The Most Popular Career Paths for Ex-Salespeople
- Marketing Specialist.
- Corporate Strategist.
- Operations Manager.
- Business Owner.
- Retail Salesperson.
Why do retail employees resign?
While we’d like to think that working in retail is simple and undemanding, the reality is far from true. Working shifts on your feet for long hours and being happy-go-lucky no matter what can drain anyone.
What is a valid excuse for quitting a retail position?
Family circumstances may also be a consideration. Some good reasons for leaving a job include company downturn, acquisition, merger, or restructuring as well as the desire for change — be it in terms of advancement, industry, environment, leadership, or compensation.
Can you simply leave your retail job?
It’s not just for two months; you can leave at any time; whether it’s the first day, the end of the first week, the end of the first month, the end of the first six months, or the end of the first year?..it’s all up to you.
What experience does retail give you?
Consider some of the skills and traits that working in retail can help you acquire and develop later in life: empathy, active listening, patience, adaptability, communication skill, and more.

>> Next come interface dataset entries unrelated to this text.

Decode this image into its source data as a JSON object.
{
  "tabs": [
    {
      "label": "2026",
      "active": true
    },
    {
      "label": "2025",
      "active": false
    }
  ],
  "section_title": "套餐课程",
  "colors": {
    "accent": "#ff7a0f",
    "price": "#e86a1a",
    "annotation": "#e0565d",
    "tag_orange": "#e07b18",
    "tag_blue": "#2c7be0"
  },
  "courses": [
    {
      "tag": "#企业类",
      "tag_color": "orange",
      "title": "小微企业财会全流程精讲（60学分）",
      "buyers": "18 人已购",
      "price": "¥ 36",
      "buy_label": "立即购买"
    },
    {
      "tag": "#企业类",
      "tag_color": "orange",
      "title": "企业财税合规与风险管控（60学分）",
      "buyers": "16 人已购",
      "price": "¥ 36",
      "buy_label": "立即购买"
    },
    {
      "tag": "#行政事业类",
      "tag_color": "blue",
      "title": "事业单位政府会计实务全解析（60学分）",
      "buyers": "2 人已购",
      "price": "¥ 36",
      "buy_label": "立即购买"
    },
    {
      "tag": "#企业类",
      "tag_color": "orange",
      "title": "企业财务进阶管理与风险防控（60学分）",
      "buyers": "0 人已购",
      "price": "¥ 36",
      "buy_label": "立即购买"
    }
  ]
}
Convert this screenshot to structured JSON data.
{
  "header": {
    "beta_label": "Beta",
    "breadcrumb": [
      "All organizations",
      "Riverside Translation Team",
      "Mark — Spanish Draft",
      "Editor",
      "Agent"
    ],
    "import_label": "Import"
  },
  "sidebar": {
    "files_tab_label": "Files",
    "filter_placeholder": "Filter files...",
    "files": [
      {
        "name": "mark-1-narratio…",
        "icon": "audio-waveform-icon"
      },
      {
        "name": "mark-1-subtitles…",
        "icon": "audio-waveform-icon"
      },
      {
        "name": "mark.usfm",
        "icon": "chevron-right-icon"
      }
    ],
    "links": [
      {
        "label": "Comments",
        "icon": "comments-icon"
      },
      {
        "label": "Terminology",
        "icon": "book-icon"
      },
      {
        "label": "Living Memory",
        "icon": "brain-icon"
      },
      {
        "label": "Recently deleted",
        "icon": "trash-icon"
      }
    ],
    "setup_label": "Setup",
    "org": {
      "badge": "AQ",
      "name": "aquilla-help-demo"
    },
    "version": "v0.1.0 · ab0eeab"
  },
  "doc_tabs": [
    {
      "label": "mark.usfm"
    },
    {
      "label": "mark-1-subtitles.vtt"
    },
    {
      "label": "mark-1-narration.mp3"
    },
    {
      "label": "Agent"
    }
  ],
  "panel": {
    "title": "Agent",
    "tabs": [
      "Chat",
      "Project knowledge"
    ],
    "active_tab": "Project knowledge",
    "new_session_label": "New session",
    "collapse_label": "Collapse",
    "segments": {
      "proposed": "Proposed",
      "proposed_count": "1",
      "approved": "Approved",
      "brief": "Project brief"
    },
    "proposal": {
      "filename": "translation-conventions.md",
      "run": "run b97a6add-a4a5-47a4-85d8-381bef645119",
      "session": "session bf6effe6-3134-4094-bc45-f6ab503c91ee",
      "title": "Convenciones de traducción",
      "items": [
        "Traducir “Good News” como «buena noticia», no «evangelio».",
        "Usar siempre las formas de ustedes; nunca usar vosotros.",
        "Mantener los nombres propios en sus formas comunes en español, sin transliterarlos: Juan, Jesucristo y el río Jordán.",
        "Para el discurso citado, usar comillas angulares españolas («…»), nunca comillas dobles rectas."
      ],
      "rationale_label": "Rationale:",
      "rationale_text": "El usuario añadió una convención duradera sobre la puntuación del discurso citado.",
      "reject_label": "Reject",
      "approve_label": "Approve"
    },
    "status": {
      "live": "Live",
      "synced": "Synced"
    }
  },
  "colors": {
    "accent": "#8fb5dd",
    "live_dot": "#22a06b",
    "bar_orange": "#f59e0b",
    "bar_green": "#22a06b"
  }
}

Let’s take a closer look at some of these skills and traits below.
What is burnout in sales?
Salespeople are frequently exposed to stressful situations, making them highly susceptible to burnout. They are in close contact with frequently demanding clients, and sometimes even the best salesperson must deal with rejections. Burnout is a state of mental and occasionally physical distress.
Why do most salespeople give up?
According to the Sales Happiness Index, 6 in 10 salespeople would be motivated to leave their company for better benefits, while 51% would be motivated to leave for higher pay. Of the salespeople who want to leave their current job, 43% cite a lack of benefits and 31% cite a lack of bonuses.
Why do salespeople leave their jobs?
What to Do About It?Whether you’re a new hire or a long-time employee, it’s important to discuss career aspirations early and often. Between April 2021 and April 2022, salespeople are leaving their jobs because of a lack of career advancement and development (41%) What to Do About It?
Which sales job is the most demanding?
According to US News, one of the most demanding jobs one can have is a sales manager, and according to Thrive Global, 67% of reps are on the verge of burnout.
How do you get out of a sales burnout?
Encourage mental health days. Don’t make reps afraid to admit they’re burned out. Let them find relief in their own way. Encourage open conversations about burnout. Even the best sales reps wake up some days and just aren’t feeling it that day.
What does burnout in sales feel like?
Loss of interest in routine activities, feelings of disengagement and disinterest in work and personal affairs, spirals of unfavorable thought, and exhaustion despite getting enough rest are all symptoms of disengagement.